Can you still divorce your spouse if your spouse does not want a divorce? What about if your spouse simply abandoned you and cannot be contacted even to receive the divorce papers? In both of those cases you can. Whether your spouse is simply in denial about the fact that your marriage is over or has simply skipped town, you can still file for divorce, and the court can still dissolve your marriage. This is called a divorce by default. Even in the case of default, though, both parties still have rights, especially as regards their roles as parents to minor children. If the court entered a default judgment in your divorce, or if your spouse refuses to respond to your communications about your impending divorce, contact a South Florida divorce lawyer.
How Does the Court Arrive at a Default Judgment in a Divorce Case?
When you file a divorce petition, you are obligated to serve your spouse with a copy of the petition, which often involves having someone deliver the papers to your spouse in person. The petition lists your requests about terms of the divorce, including but not limited to property division and parenting time. Your spouse must respond to the petition within 20 days. In the response, your spouse may list their own requests, and if the parties cannot agree on their own about how to reconcile their conflicting requests, the case then goes to mediation or trial. If your spouse does not file a response by the deadline, you may request that the court issue a default judgment. In a default judgment, the court simply signs off on the terms you listed in your divorce petition and declares your marriage officially dissolved.
Default Divorce and Families with Minor Children
Whenever the parents of minor children divorce, the court must consider the children’s best interests first and foremost. Every child whose parents are not married to each other is entitled to a parenting plan determining parenting time and other non-financial considerations related to parenting. Even if the court enters a default judgment in your divorce case, both parents have a right to have a say in the terms of their parenting plan. Parents may specify their requests about which days to spend with the children and about which parenting decisions the parents may make separately from each other and which parent has the final say in each decision. They can even be as specific as alternating years as far as which parent is with the children for Thanksgiving and Christmas. When James Shewmaker filed for divorce from his wife Lacie, the court entered a default judgment.
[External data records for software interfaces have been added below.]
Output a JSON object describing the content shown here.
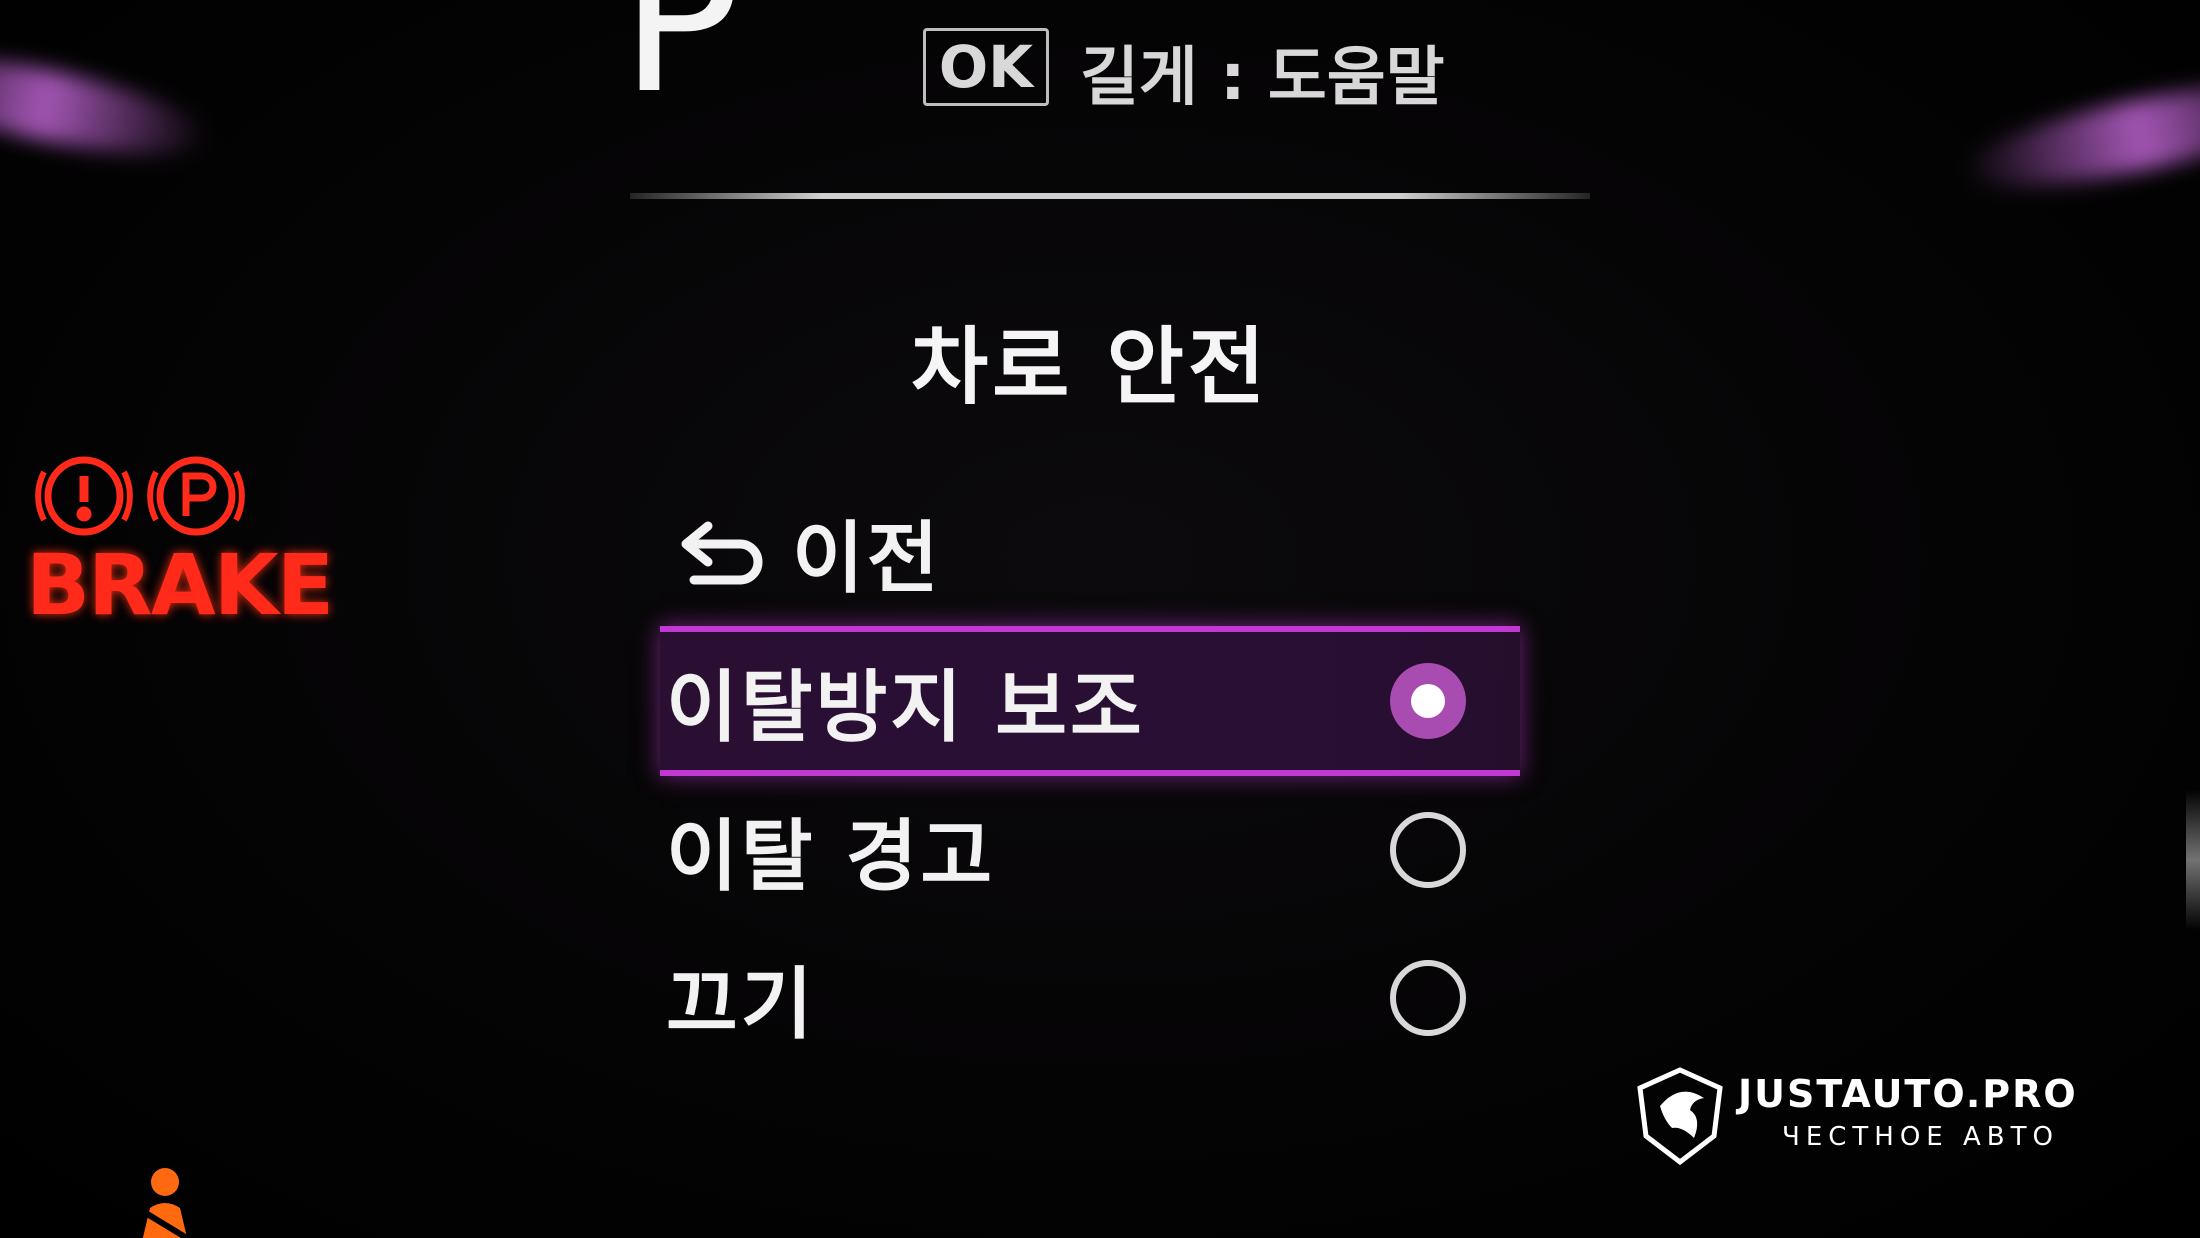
{
  "gear": "P",
  "hint": {
    "key_label": "OK",
    "text": "길게 : 도움말"
  },
  "menu": {
    "title": "차로 안전",
    "back_label": "이전",
    "options": [
      {
        "label": "이탈방지 보조",
        "selected": true
      },
      {
        "label": "이탈 경고",
        "selected": false
      },
      {
        "label": "끄기",
        "selected": false
      }
    ]
  },
  "warning_lights": {
    "brake_label": "BRAKE",
    "brake_color": "#ff2a1a"
  },
  "watermark": {
    "title": "JUSTAUTO.PRO",
    "subtitle": "ЧЕСТНОЕ АВТО"
  },
  "colors": {
    "accent": "#c238d2",
    "selected_radio": "#a84cb2",
    "text": "#f2f2f2"
  },
  "icons": {
    "back": "return-arrow-icon",
    "brake_warning": "brake-warning-icon",
    "parking_brake": "parking-brake-icon",
    "seatbelt": "seatbelt-warning-icon",
    "watermark_logo": "eagle-shield-logo"
  }
}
Lacie appealed the default judgment, but the court upheld it, except that it gave Lacie an opportunity to enter her requests for the parenting plan regarding the parties’ minor child.
Reach Out to Us Today for a Consultation
A Boca Raton divorce lawyer can help you finalize your divorce, no matter how uncooperative your spouse is being. Contact Schwartz | White for help with your case.